Awhile back, I recalled hearing about a squash or a marrow that set a world record in England. You can see it here. The marrow weighed in at over 100 lbs. Never in my wildest dreams had I ever envisioned a 6 ft. zucchini.
Since it was a beautiful autumn day in New York, I decided to walk the two or three blocks over to the home of this zucchini for the viewing. Mr. DeFranco met me in the driveway of his home, “You got your camera? You are not going to believe how big she got!”
Walking through the small front yard I could faintly make out the outlines of something lying on the ground, through the fence, amid the browning leaves. Not just one but three of the largest zucchini I had ever seen in all of my years. They were not “six feet” but closer to 4-1/2 feet and appeared to be quite heavy as Francesco struggled to raise it up so that I could snap a photo.
I asked him about fertilizer or Miracle Grow and he just shook his head and laughed, “No, no, no – I don’t use no Miracle Grow. It is its own miracle!” I suppose he has a point.
If you are planning to grow your own zucchini, there are growing tips on the University of Illinois Extension website for growing Summer Squash. The University suggests that the zucchini should be picked when they are small, “They should be harvested when small and tender for best quality.”
You can read about summer and winter squash here and here.
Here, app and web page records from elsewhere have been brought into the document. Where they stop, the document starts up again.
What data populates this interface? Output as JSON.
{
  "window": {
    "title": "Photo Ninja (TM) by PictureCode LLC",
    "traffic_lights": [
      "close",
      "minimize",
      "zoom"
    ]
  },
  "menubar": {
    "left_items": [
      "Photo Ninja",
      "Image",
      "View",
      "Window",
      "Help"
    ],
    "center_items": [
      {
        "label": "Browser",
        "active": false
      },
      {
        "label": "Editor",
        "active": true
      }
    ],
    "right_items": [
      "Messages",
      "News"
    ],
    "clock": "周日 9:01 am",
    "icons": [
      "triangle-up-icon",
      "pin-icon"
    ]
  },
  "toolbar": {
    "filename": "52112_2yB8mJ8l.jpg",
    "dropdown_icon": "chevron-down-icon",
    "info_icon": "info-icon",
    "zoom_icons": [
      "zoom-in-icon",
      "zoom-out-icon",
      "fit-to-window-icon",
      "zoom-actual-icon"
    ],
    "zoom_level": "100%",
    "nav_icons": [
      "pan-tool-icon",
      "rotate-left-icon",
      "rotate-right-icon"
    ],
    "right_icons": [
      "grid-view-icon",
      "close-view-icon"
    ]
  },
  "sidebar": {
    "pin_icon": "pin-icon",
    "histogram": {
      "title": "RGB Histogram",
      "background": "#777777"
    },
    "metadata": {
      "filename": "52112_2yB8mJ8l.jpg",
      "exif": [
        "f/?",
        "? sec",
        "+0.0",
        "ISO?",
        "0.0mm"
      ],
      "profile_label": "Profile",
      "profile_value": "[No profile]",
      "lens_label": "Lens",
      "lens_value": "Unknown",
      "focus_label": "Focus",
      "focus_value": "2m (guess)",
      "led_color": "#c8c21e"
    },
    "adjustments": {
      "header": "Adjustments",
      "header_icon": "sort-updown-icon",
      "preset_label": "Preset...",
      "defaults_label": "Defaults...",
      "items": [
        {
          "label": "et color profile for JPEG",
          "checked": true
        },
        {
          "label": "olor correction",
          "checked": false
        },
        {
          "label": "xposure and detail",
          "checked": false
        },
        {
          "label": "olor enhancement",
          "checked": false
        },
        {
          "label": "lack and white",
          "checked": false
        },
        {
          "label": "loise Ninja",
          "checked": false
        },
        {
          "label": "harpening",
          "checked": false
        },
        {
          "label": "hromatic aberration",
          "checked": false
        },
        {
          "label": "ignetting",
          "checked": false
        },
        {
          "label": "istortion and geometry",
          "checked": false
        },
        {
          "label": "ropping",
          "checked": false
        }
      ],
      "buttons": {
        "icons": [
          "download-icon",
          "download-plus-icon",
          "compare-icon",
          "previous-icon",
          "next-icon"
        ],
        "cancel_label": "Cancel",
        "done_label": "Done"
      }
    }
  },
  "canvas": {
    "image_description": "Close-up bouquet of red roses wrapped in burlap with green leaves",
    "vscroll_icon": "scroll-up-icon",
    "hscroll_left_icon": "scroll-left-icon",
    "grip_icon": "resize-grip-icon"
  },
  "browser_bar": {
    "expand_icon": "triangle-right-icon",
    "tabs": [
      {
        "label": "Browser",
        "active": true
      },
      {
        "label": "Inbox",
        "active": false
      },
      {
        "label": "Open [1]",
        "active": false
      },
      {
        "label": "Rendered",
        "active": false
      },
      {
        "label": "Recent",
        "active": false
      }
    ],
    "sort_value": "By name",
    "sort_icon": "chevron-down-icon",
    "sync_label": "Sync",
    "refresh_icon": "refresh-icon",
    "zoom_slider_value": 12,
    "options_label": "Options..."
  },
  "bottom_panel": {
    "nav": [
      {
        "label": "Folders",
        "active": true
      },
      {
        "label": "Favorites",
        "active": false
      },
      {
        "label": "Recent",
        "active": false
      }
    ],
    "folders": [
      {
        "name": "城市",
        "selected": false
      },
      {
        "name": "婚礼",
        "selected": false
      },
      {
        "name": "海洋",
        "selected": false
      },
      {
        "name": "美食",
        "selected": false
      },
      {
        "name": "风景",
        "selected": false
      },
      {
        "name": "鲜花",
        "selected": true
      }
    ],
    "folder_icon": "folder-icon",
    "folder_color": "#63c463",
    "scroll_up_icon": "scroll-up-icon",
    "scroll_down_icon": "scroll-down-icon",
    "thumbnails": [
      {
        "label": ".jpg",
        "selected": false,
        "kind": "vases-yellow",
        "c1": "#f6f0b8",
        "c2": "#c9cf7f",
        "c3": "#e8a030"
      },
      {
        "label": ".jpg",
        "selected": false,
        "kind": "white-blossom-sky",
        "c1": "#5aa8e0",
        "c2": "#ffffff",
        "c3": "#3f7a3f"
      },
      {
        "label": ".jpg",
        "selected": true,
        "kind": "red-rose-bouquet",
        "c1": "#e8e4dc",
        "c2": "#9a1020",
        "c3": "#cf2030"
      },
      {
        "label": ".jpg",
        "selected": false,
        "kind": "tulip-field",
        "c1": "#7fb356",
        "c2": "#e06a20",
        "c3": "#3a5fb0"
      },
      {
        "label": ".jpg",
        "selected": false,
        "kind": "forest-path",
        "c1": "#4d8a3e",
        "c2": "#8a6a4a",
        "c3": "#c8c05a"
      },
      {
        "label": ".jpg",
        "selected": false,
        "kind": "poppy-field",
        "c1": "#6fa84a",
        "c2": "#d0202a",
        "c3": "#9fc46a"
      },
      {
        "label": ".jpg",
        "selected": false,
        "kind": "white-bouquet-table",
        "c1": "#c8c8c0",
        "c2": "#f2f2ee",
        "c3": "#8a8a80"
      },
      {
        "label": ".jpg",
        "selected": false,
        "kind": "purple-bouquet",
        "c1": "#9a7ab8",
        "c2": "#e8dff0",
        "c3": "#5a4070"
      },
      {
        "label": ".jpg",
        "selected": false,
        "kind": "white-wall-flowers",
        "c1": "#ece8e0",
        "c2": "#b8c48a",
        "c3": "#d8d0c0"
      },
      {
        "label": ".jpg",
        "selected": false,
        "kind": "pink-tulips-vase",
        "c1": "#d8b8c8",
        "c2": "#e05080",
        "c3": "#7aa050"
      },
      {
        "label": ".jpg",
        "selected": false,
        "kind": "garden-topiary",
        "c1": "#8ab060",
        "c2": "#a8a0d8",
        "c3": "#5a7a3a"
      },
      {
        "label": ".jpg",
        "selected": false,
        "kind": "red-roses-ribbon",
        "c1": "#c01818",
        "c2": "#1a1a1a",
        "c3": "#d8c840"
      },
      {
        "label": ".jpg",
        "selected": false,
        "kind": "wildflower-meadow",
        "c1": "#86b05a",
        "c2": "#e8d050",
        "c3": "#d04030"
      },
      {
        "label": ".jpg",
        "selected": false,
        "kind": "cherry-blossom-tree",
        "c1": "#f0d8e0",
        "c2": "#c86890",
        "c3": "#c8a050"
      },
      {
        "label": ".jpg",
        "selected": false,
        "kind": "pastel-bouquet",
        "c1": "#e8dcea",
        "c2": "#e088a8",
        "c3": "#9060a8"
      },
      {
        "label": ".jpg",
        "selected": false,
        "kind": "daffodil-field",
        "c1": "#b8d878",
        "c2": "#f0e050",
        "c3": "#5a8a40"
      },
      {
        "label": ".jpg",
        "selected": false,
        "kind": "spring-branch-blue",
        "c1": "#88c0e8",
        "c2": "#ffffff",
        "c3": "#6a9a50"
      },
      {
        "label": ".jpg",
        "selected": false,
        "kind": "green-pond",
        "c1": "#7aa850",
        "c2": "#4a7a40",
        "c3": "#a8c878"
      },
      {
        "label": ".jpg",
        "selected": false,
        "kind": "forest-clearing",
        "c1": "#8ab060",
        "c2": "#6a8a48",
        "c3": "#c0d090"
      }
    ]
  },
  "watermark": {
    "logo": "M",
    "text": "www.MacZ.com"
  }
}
If you do not pick your zucchini at just the right moment, you may find that it will take on a life of its own.